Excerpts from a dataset

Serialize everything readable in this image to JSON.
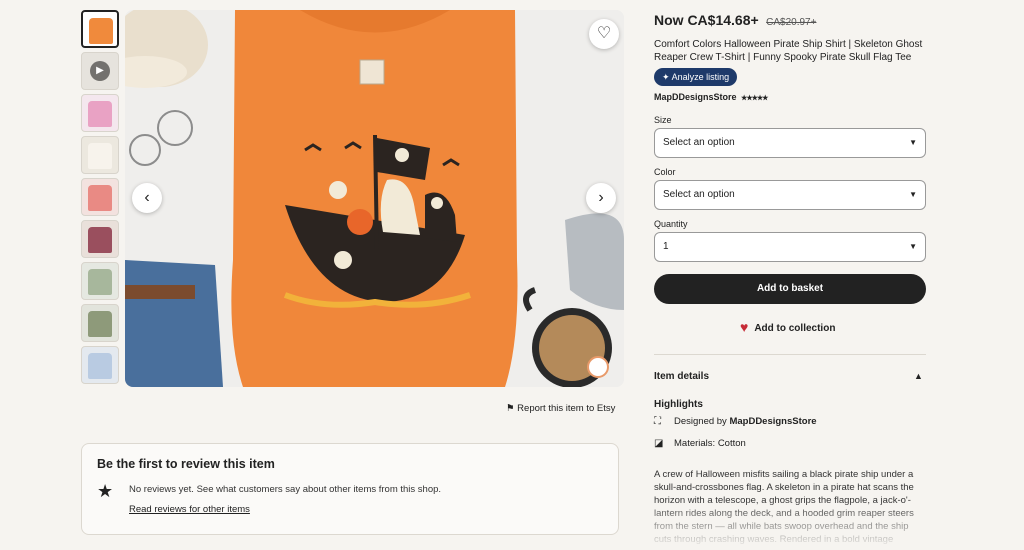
{
  "gallery": {
    "thumb_colors": [
      "#f08a3c",
      "video",
      "#e9a2c4",
      "#f3ede4",
      "#e98a84",
      "#9a4f5e",
      "#a7b79c",
      "#8e9a7a",
      "#b9cbe2"
    ]
  },
  "product": {
    "price_now": "Now CA$14.68+",
    "price_old": "CA$20.97+",
    "title": "Comfort Colors Halloween Pirate Ship Shirt | Skeleton Ghost Reaper Crew T-Shirt | Funny Spooky Pirate Skull Flag Tee",
    "analyze_label": "Analyze listing",
    "shop_name": "MapDDesignsStore",
    "stars": "★★★★★"
  },
  "options": {
    "size_label": "Size",
    "size_value": "Select an option",
    "color_label": "Color",
    "color_value": "Select an option",
    "quantity_label": "Quantity",
    "quantity_value": "1"
  },
  "actions": {
    "add_basket": "Add to basket",
    "add_collection": "Add to collection",
    "report": "Report this item to Etsy"
  },
  "reviews": {
    "title": "Be the first to review this item",
    "no_reviews": "No reviews yet. See what customers say about other items from this shop.",
    "link": "Read reviews for other items"
  },
  "details": {
    "header": "Item details",
    "highlights": "Highlights",
    "designed_by_prefix": "Designed by ",
    "designed_by_shop": "MapDDesignsStore",
    "materials": "Materials: Cotton",
    "description": "A crew of Halloween misfits sailing a black pirate ship under a skull-and-crossbones flag. A skeleton in a pirate hat scans the horizon with a telescope, a ghost grips the flagpole, a jack-o'-lantern rides along the deck, and a hooded grim reaper steers from the stern — all while bats swoop overhead and the ship cuts through crashing waves. Rendered in a bold vintage"
  }
}
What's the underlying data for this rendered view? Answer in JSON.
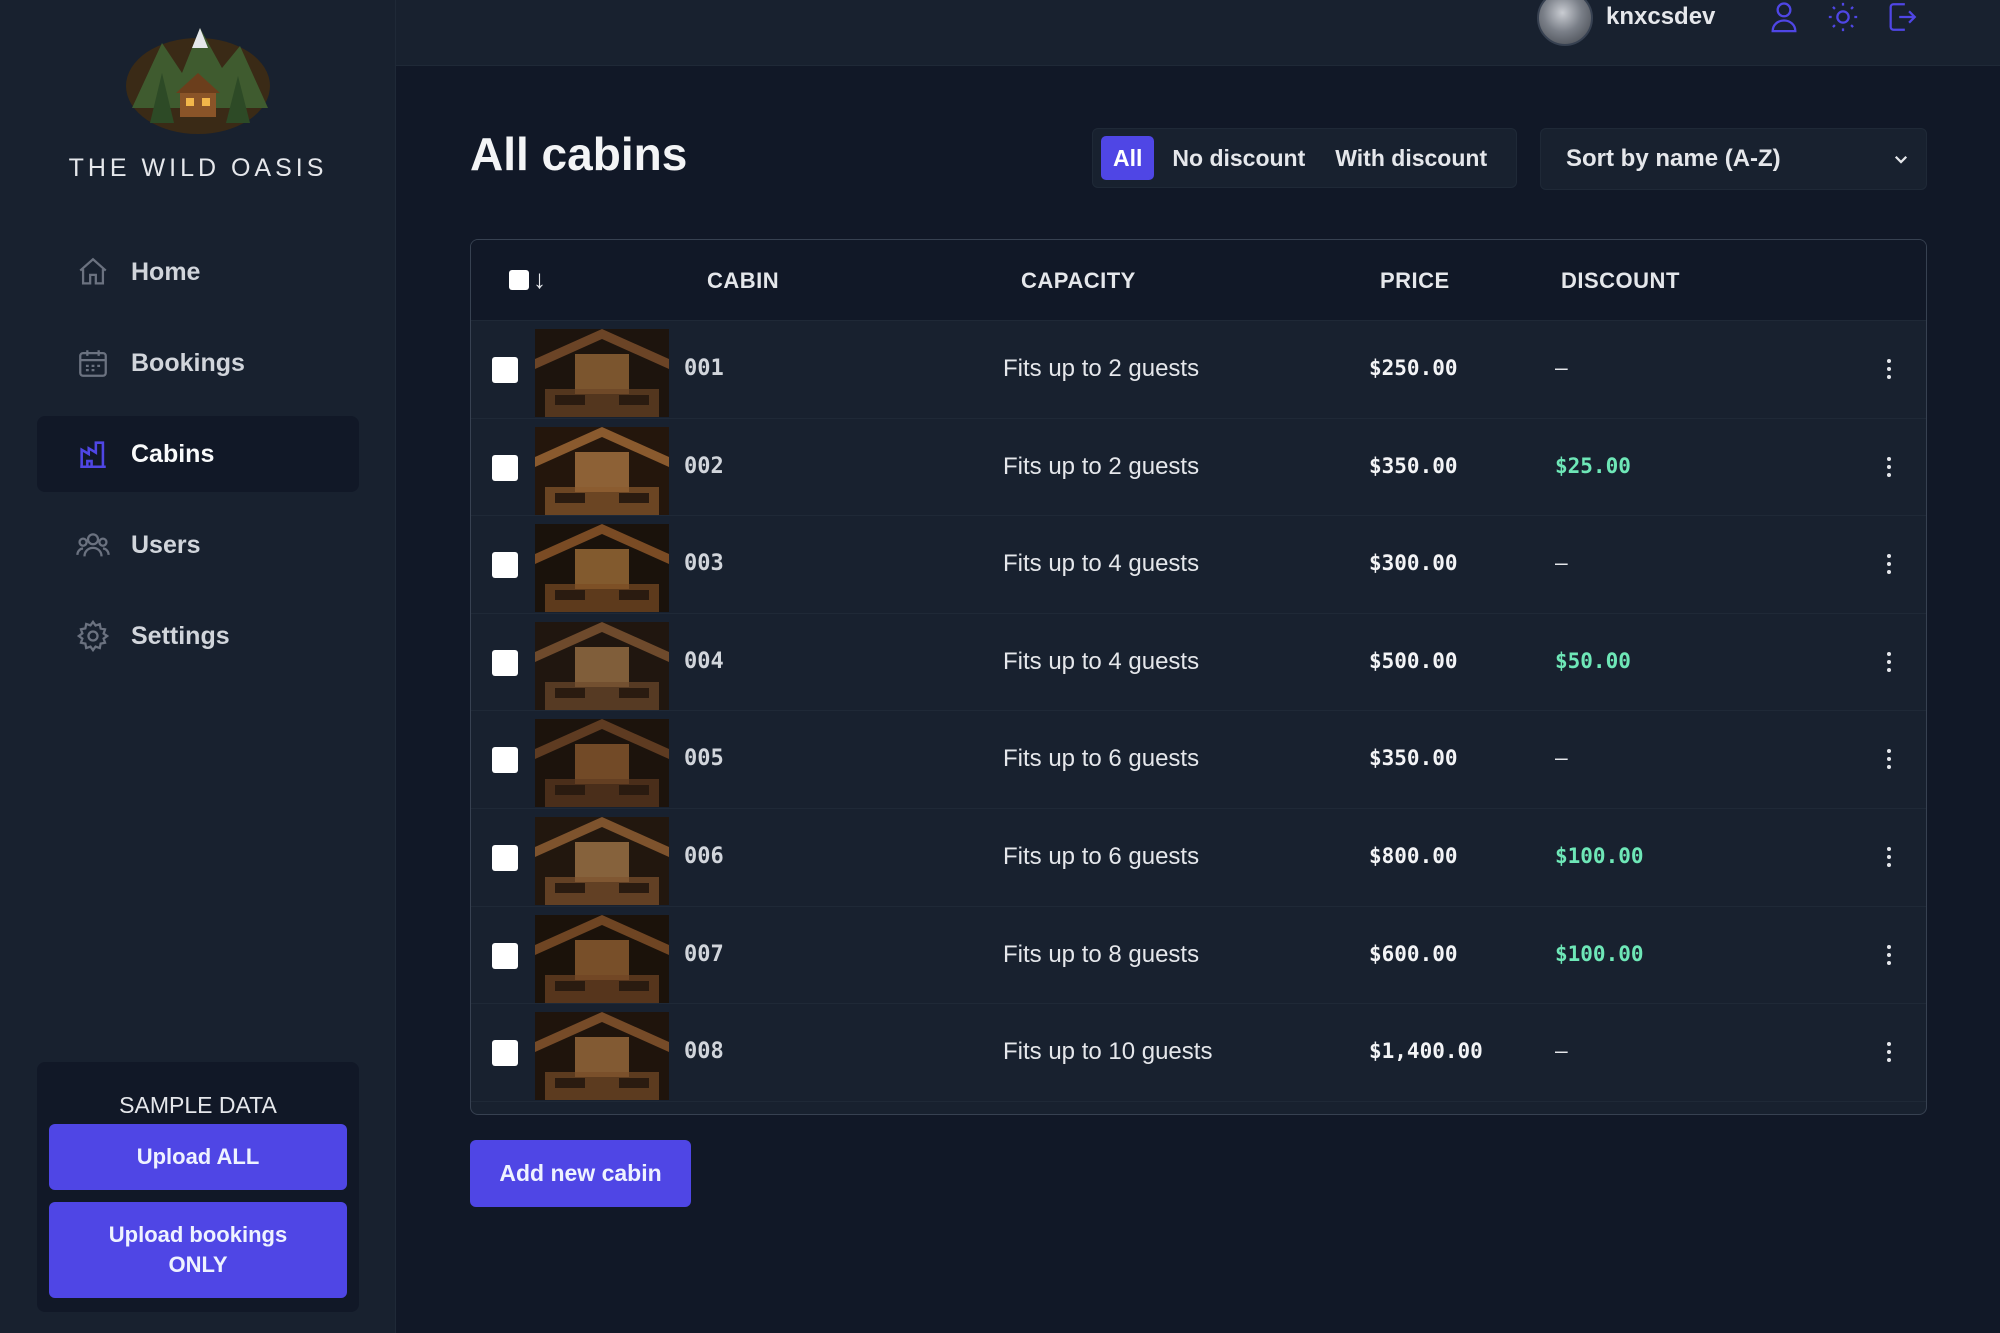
{
  "brand": {
    "name": "THE WILD OASIS"
  },
  "header": {
    "username": "knxcsdev",
    "icons": [
      "user-icon",
      "sun-icon",
      "logout-icon"
    ]
  },
  "sidebar": {
    "items": [
      {
        "label": "Home",
        "icon": "home-icon",
        "active": false
      },
      {
        "label": "Bookings",
        "icon": "calendar-icon",
        "active": false
      },
      {
        "label": "Cabins",
        "icon": "cabins-icon",
        "active": true
      },
      {
        "label": "Users",
        "icon": "users-icon",
        "active": false
      },
      {
        "label": "Settings",
        "icon": "gear-icon",
        "active": false
      }
    ],
    "sample": {
      "title": "SAMPLE DATA",
      "upload_all": "Upload ALL",
      "upload_bookings_line1": "Upload bookings",
      "upload_bookings_line2": "ONLY"
    }
  },
  "main": {
    "title": "All cabins",
    "filters": {
      "all": "All",
      "no_discount": "No discount",
      "with_discount": "With discount",
      "active": "All"
    },
    "sort": {
      "selected": "Sort by name (A-Z)"
    },
    "table": {
      "headers": {
        "cabin": "CABIN",
        "capacity": "CAPACITY",
        "price": "PRICE",
        "discount": "DISCOUNT"
      },
      "rows": [
        {
          "name": "001",
          "capacity": "Fits up to 2 guests",
          "price": "$250.00",
          "discount": "–"
        },
        {
          "name": "002",
          "capacity": "Fits up to 2 guests",
          "price": "$350.00",
          "discount": "$25.00"
        },
        {
          "name": "003",
          "capacity": "Fits up to 4 guests",
          "price": "$300.00",
          "discount": "–"
        },
        {
          "name": "004",
          "capacity": "Fits up to 4 guests",
          "price": "$500.00",
          "discount": "$50.00"
        },
        {
          "name": "005",
          "capacity": "Fits up to 6 guests",
          "price": "$350.00",
          "discount": "–"
        },
        {
          "name": "006",
          "capacity": "Fits up to 6 guests",
          "price": "$800.00",
          "discount": "$100.00"
        },
        {
          "name": "007",
          "capacity": "Fits up to 8 guests",
          "price": "$600.00",
          "discount": "$100.00"
        },
        {
          "name": "008",
          "capacity": "Fits up to 10 guests",
          "price": "$1,400.00",
          "discount": "–"
        }
      ]
    },
    "add_button": "Add new cabin"
  },
  "colors": {
    "accent": "#4f46e5",
    "background": "#111827",
    "panel": "#18212f",
    "discount": "#6ee7b7"
  }
}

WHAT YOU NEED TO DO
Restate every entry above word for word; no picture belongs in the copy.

SOLUTION
Serialize everything readable in this image to JSON.
{
  "gallery": {
    "thumb_colors": [
      "#f08a3c",
      "video",
      "#e9a2c4",
      "#f3ede4",
      "#e98a84",
      "#9a4f5e",
      "#a7b79c",
      "#8e9a7a",
      "#b9cbe2"
    ]
  },
  "product": {
    "price_now": "Now CA$14.68+",
    "price_old": "CA$20.97+",
    "title": "Comfort Colors Halloween Pirate Ship Shirt | Skeleton Ghost Reaper Crew T-Shirt | Funny Spooky Pirate Skull Flag Tee",
    "analyze_label": "Analyze listing",
    "shop_name": "MapDDesignsStore",
    "stars": "★★★★★"
  },
  "options": {
    "size_label": "Size",
    "size_value": "Select an option",
    "color_label": "Color",
    "color_value": "Select an option",
    "quantity_label": "Quantity",
    "quantity_value": "1"
  },
  "actions": {
    "add_basket": "Add to basket",
    "add_collection": "Add to collection",
    "report": "Report this item to Etsy"
  },
  "reviews": {
    "title": "Be the first to review this item",
    "no_reviews": "No reviews yet. See what customers say about other items from this shop.",
    "link": "Read reviews for other items"
  },
  "details": {
    "header": "Item details",
    "highlights": "Highlights",
    "designed_by_prefix": "Designed by ",
    "designed_by_shop": "MapDDesignsStore",
    "materials": "Materials: Cotton",
    "description": "A crew of Halloween misfits sailing a black pirate ship under a skull-and-crossbones flag. A skeleton in a pirate hat scans the horizon with a telescope, a ghost grips the flagpole, a jack-o'-lantern rides along the deck, and a hooded grim reaper steers from the stern — all while bats swoop overhead and the ship cuts through crashing waves. Rendered in a bold vintage"
  }
}
What's the underlying data for this rendered view? Answer in JSON.
{
  "brand": {
    "name": "THE WILD OASIS"
  },
  "header": {
    "username": "knxcsdev",
    "icons": [
      "user-icon",
      "sun-icon",
      "logout-icon"
    ]
  },
  "sidebar": {
    "items": [
      {
        "label": "Home",
        "icon": "home-icon",
        "active": false
      },
      {
        "label": "Bookings",
        "icon": "calendar-icon",
        "active": false
      },
      {
        "label": "Cabins",
        "icon": "cabins-icon",
        "active": true
      },
      {
        "label": "Users",
        "icon": "users-icon",
        "active": false
      },
      {
        "label": "Settings",
        "icon": "gear-icon",
        "active": false
      }
    ],
    "sample": {
      "title": "SAMPLE DATA",
      "upload_all": "Upload ALL",
      "upload_bookings_line1": "Upload bookings",
      "upload_bookings_line2": "ONLY"
    }
  },
  "main": {
    "title": "All cabins",
    "filters": {
      "all": "All",
      "no_discount": "No discount",
      "with_discount": "With discount",
      "active": "All"
    },
    "sort": {
      "selected": "Sort by name (A-Z)"
    },
    "table": {
      "headers": {
        "cabin": "CABIN",
        "capacity": "CAPACITY",
        "price": "PRICE",
        "discount": "DISCOUNT"
      },
      "rows": [
        {
          "name": "001",
          "capacity": "Fits up to 2 guests",
          "price": "$250.00",
          "discount": "–"
        },
        {
          "name": "002",
          "capacity": "Fits up to 2 guests",
          "price": "$350.00",
          "discount": "$25.00"
        },
        {
          "name": "003",
          "capacity": "Fits up to 4 guests",
          "price": "$300.00",
          "discount": "–"
        },
        {
          "name": "004",
          "capacity": "Fits up to 4 guests",
          "price": "$500.00",
          "discount": "$50.00"
        },
        {
          "name": "005",
          "capacity": "Fits up to 6 guests",
          "price": "$350.00",
          "discount": "–"
        },
        {
          "name": "006",
          "capacity": "Fits up to 6 guests",
          "price": "$800.00",
          "discount": "$100.00"
        },
        {
          "name": "007",
          "capacity": "Fits up to 8 guests",
          "price": "$600.00",
          "discount": "$100.00"
        },
        {
          "name": "008",
          "capacity": "Fits up to 10 guests",
          "price": "$1,400.00",
          "discount": "–"
        }
      ]
    },
    "add_button": "Add new cabin"
  },
  "colors": {
    "accent": "#4f46e5",
    "background": "#111827",
    "panel": "#18212f",
    "discount": "#6ee7b7"
  }
}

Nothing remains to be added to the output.